Data excerpts
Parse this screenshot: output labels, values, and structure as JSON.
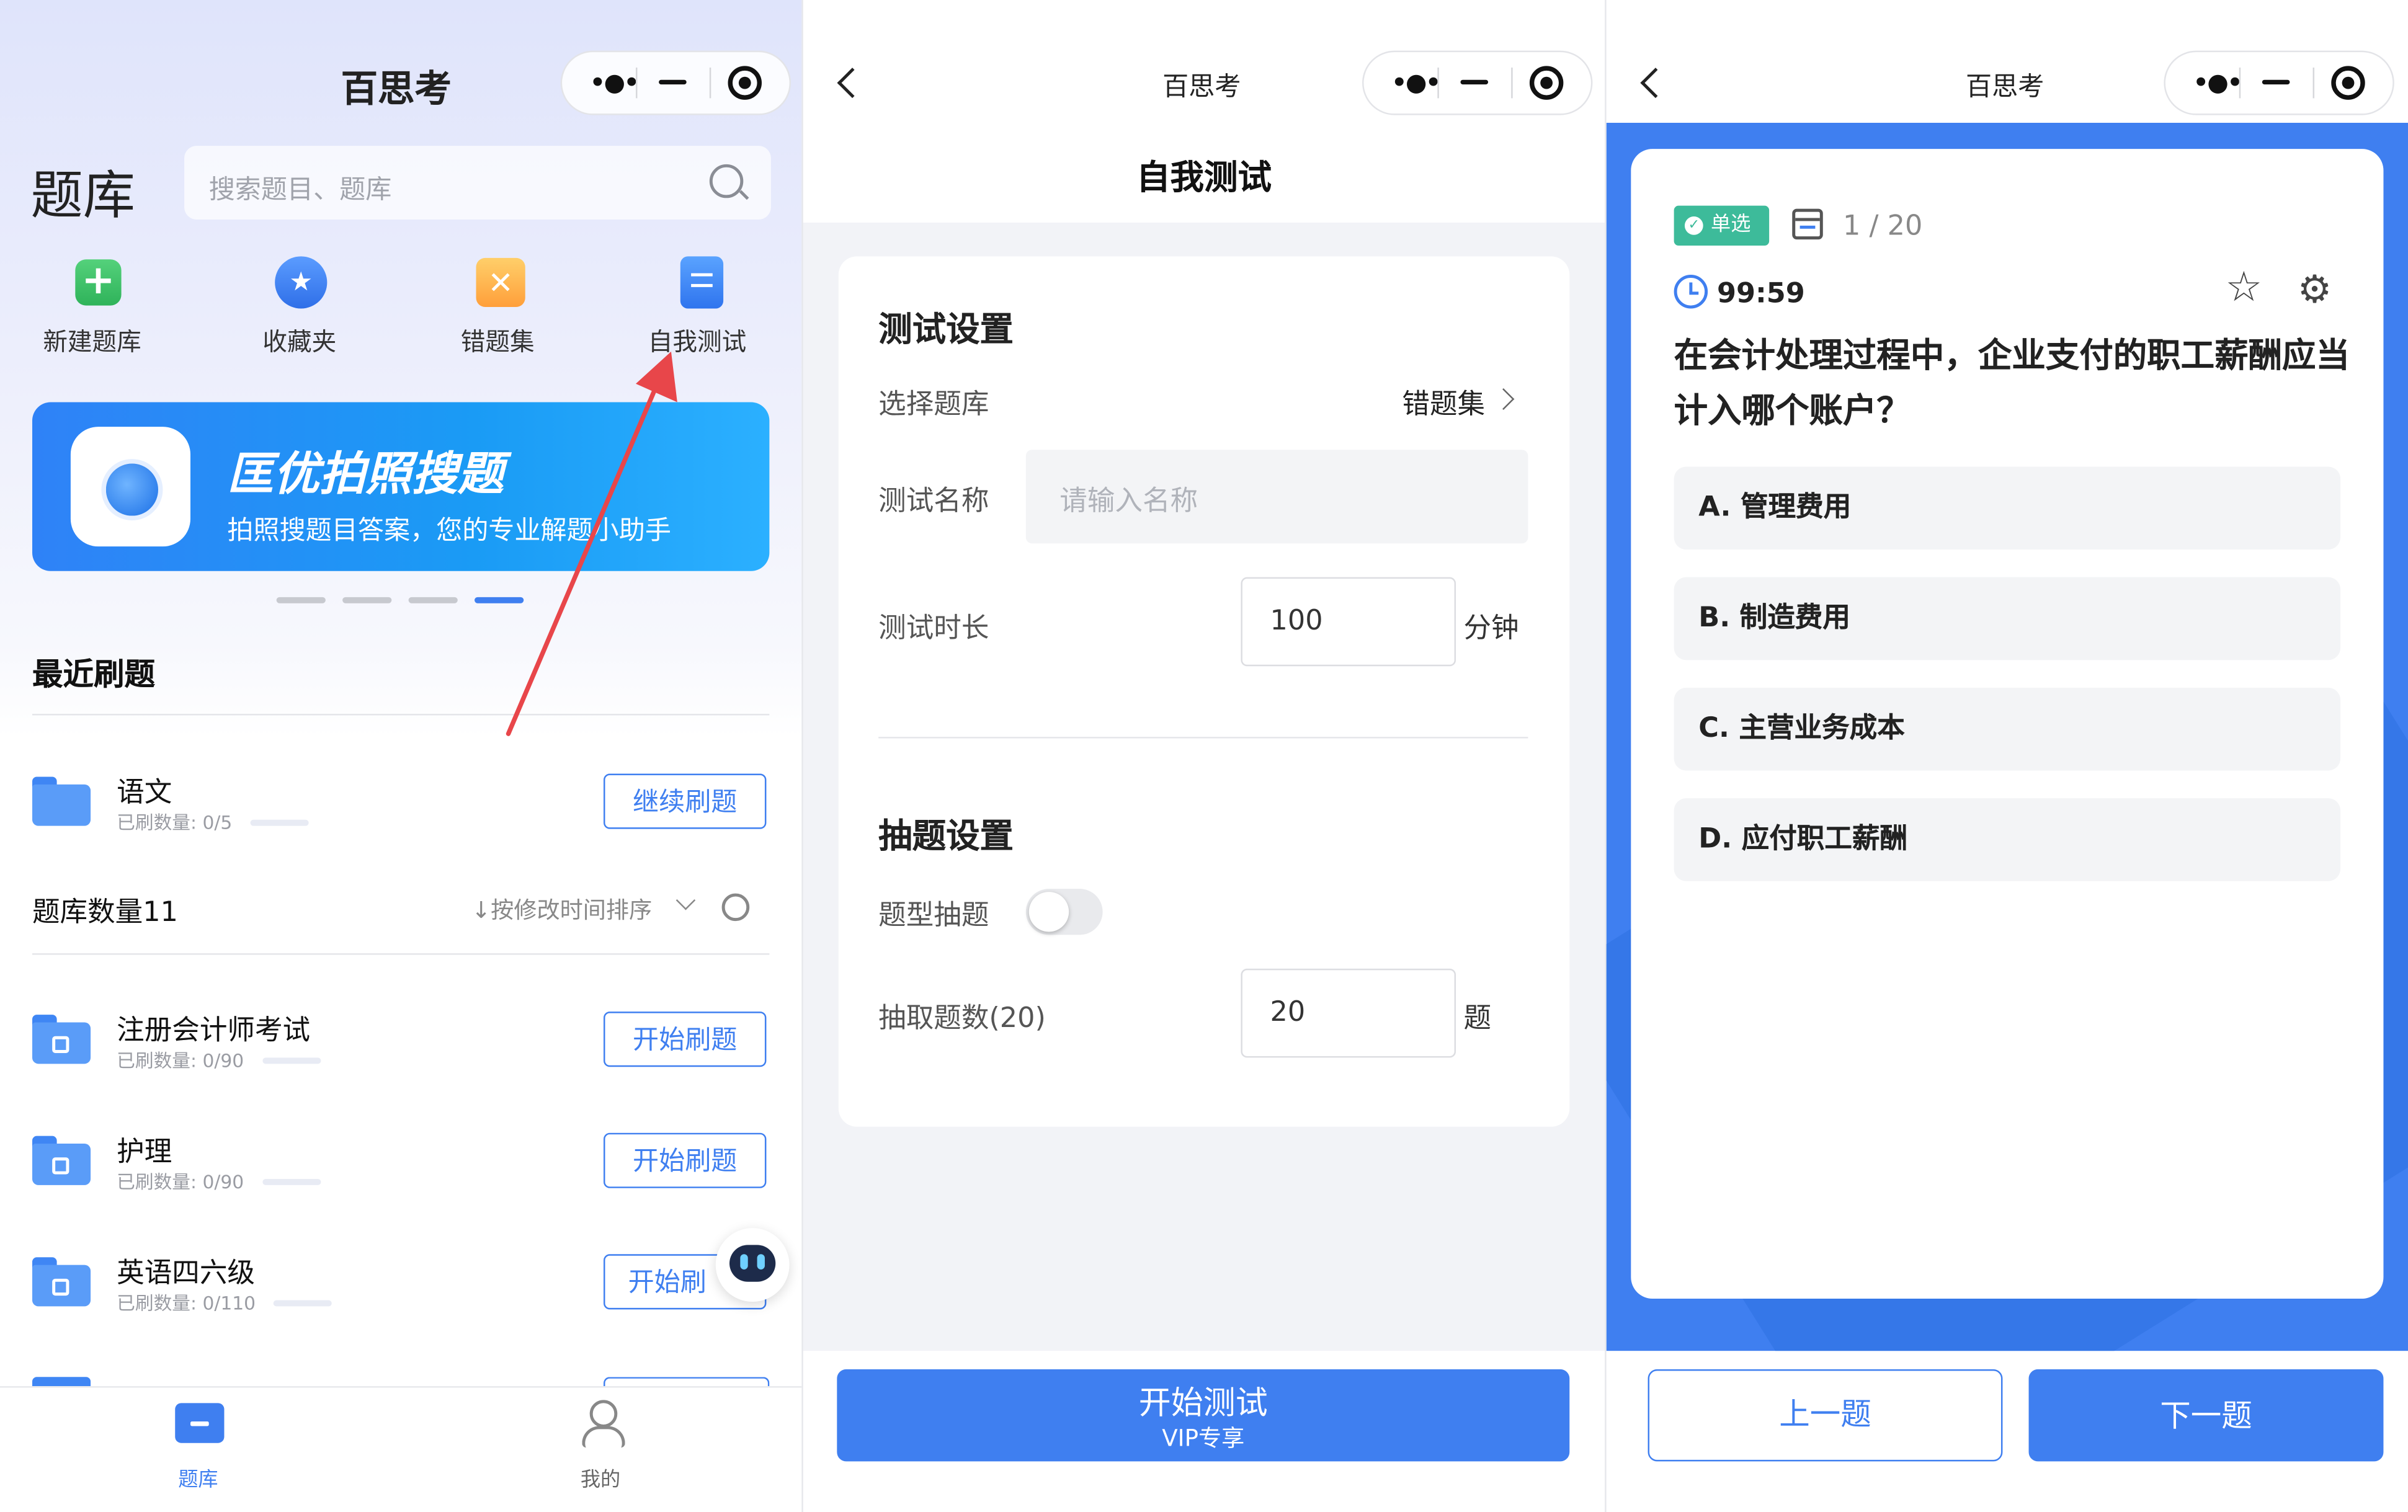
{
  "panel1": {
    "app_title": "百思考",
    "header_title": "题库",
    "search_placeholder": "搜索题目、题库",
    "quick_actions": [
      {
        "label": "新建题库",
        "icon": "plus-icon"
      },
      {
        "label": "收藏夹",
        "icon": "star-icon"
      },
      {
        "label": "错题集",
        "icon": "x-icon"
      },
      {
        "label": "自我测试",
        "icon": "document-icon"
      }
    ],
    "banner": {
      "title": "匡优拍照搜题",
      "subtitle": "拍照搜题目答案，您的专业解题小助手"
    },
    "recent_title": "最近刷题",
    "recent_item": {
      "title": "语文",
      "sub": "已刷数量: 0/5",
      "progress": 0,
      "button": "继续刷题"
    },
    "bank_count_label": "题库数量11",
    "sort_label": "↓按修改时间排序",
    "banks": [
      {
        "title": "注册会计师考试",
        "sub": "已刷数量: 0/90",
        "progress": 0,
        "button": "开始刷题"
      },
      {
        "title": "护理",
        "sub": "已刷数量: 0/90",
        "progress": 0,
        "button": "开始刷题"
      },
      {
        "title": "英语四六级",
        "sub": "已刷数量: 0/110",
        "progress": 0,
        "button": "开始刷"
      }
    ],
    "tabbar": [
      {
        "label": "题库",
        "active": true
      },
      {
        "label": "我的",
        "active": false
      }
    ],
    "colors": {
      "accent": "#3f7ff0",
      "arrow": "#e8464a"
    }
  },
  "panel2": {
    "app_title": "百思考",
    "page_title": "自我测试",
    "test_settings_heading": "测试设置",
    "select_bank_label": "选择题库",
    "select_bank_value": "错题集",
    "test_name_label": "测试名称",
    "test_name_placeholder": "请输入名称",
    "test_duration_label": "测试时长",
    "test_duration_value": "100",
    "test_duration_unit": "分钟",
    "draw_settings_heading": "抽题设置",
    "type_draw_label": "题型抽题",
    "type_draw_on": false,
    "draw_count_label": "抽取题数(20)",
    "draw_count_value": "20",
    "draw_count_unit": "题",
    "start_button": "开始测试",
    "start_button_sub": "VIP专享"
  },
  "panel3": {
    "app_title": "百思考",
    "badge": "单选",
    "progress_text": "1 / 20",
    "timer": "99:59",
    "question": "在会计处理过程中，企业支付的职工薪酬应当计入哪个账户？",
    "options": [
      "A. 管理费用",
      "B. 制造费用",
      "C. 主营业务成本",
      "D. 应付职工薪酬"
    ],
    "prev_button": "上一题",
    "next_button": "下一题",
    "colors": {
      "badge": "#3dbb9a",
      "accent": "#3f7ff0"
    }
  }
}
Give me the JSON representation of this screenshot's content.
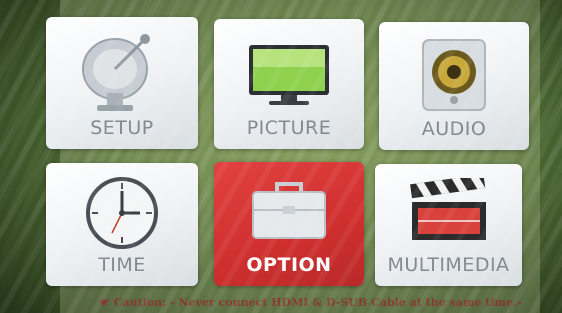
{
  "menu": {
    "items": [
      {
        "id": "setup",
        "label": "SETUP",
        "icon": "satellite-dish-icon"
      },
      {
        "id": "picture",
        "label": "PICTURE",
        "icon": "tv-monitor-icon"
      },
      {
        "id": "audio",
        "label": "AUDIO",
        "icon": "speaker-icon"
      },
      {
        "id": "time",
        "label": "TIME",
        "icon": "clock-icon"
      },
      {
        "id": "option",
        "label": "OPTION",
        "icon": "toolbox-icon",
        "selected": true
      },
      {
        "id": "multimedia",
        "label": "MULTIMEDIA",
        "icon": "clapperboard-icon"
      }
    ]
  },
  "background_text": {
    "caution": "Caution: - Never connect HDMI & D-SUB Cable at the same time.-"
  },
  "colors": {
    "selected_tile": "#d13533",
    "tile_label": "#808890"
  }
}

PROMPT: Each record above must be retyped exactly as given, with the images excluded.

OUTPUT BELOW:
Parse this screenshot: output labels, values, and structure as JSON.
{
  "panel1": {
    "app_title": "百思考",
    "header_title": "题库",
    "search_placeholder": "搜索题目、题库",
    "quick_actions": [
      {
        "label": "新建题库",
        "icon": "plus-icon"
      },
      {
        "label": "收藏夹",
        "icon": "star-icon"
      },
      {
        "label": "错题集",
        "icon": "x-icon"
      },
      {
        "label": "自我测试",
        "icon": "document-icon"
      }
    ],
    "banner": {
      "title": "匡优拍照搜题",
      "subtitle": "拍照搜题目答案，您的专业解题小助手"
    },
    "recent_title": "最近刷题",
    "recent_item": {
      "title": "语文",
      "sub": "已刷数量: 0/5",
      "progress": 0,
      "button": "继续刷题"
    },
    "bank_count_label": "题库数量11",
    "sort_label": "↓按修改时间排序",
    "banks": [
      {
        "title": "注册会计师考试",
        "sub": "已刷数量: 0/90",
        "progress": 0,
        "button": "开始刷题"
      },
      {
        "title": "护理",
        "sub": "已刷数量: 0/90",
        "progress": 0,
        "button": "开始刷题"
      },
      {
        "title": "英语四六级",
        "sub": "已刷数量: 0/110",
        "progress": 0,
        "button": "开始刷"
      }
    ],
    "tabbar": [
      {
        "label": "题库",
        "active": true
      },
      {
        "label": "我的",
        "active": false
      }
    ],
    "colors": {
      "accent": "#3f7ff0",
      "arrow": "#e8464a"
    }
  },
  "panel2": {
    "app_title": "百思考",
    "page_title": "自我测试",
    "test_settings_heading": "测试设置",
    "select_bank_label": "选择题库",
    "select_bank_value": "错题集",
    "test_name_label": "测试名称",
    "test_name_placeholder": "请输入名称",
    "test_duration_label": "测试时长",
    "test_duration_value": "100",
    "test_duration_unit": "分钟",
    "draw_settings_heading": "抽题设置",
    "type_draw_label": "题型抽题",
    "type_draw_on": false,
    "draw_count_label": "抽取题数(20)",
    "draw_count_value": "20",
    "draw_count_unit": "题",
    "start_button": "开始测试",
    "start_button_sub": "VIP专享"
  },
  "panel3": {
    "app_title": "百思考",
    "badge": "单选",
    "progress_text": "1 / 20",
    "timer": "99:59",
    "question": "在会计处理过程中，企业支付的职工薪酬应当计入哪个账户？",
    "options": [
      "A. 管理费用",
      "B. 制造费用",
      "C. 主营业务成本",
      "D. 应付职工薪酬"
    ],
    "prev_button": "上一题",
    "next_button": "下一题",
    "colors": {
      "badge": "#3dbb9a",
      "accent": "#3f7ff0"
    }
  }
}
Give me the JSON representation of this screenshot's content.
{
  "menu": {
    "items": [
      {
        "id": "setup",
        "label": "SETUP",
        "icon": "satellite-dish-icon"
      },
      {
        "id": "picture",
        "label": "PICTURE",
        "icon": "tv-monitor-icon"
      },
      {
        "id": "audio",
        "label": "AUDIO",
        "icon": "speaker-icon"
      },
      {
        "id": "time",
        "label": "TIME",
        "icon": "clock-icon"
      },
      {
        "id": "option",
        "label": "OPTION",
        "icon": "toolbox-icon",
        "selected": true
      },
      {
        "id": "multimedia",
        "label": "MULTIMEDIA",
        "icon": "clapperboard-icon"
      }
    ]
  },
  "background_text": {
    "caution": "Caution: - Never connect HDMI & D-SUB Cable at the same time.-"
  },
  "colors": {
    "selected_tile": "#d13533",
    "tile_label": "#808890"
  }
}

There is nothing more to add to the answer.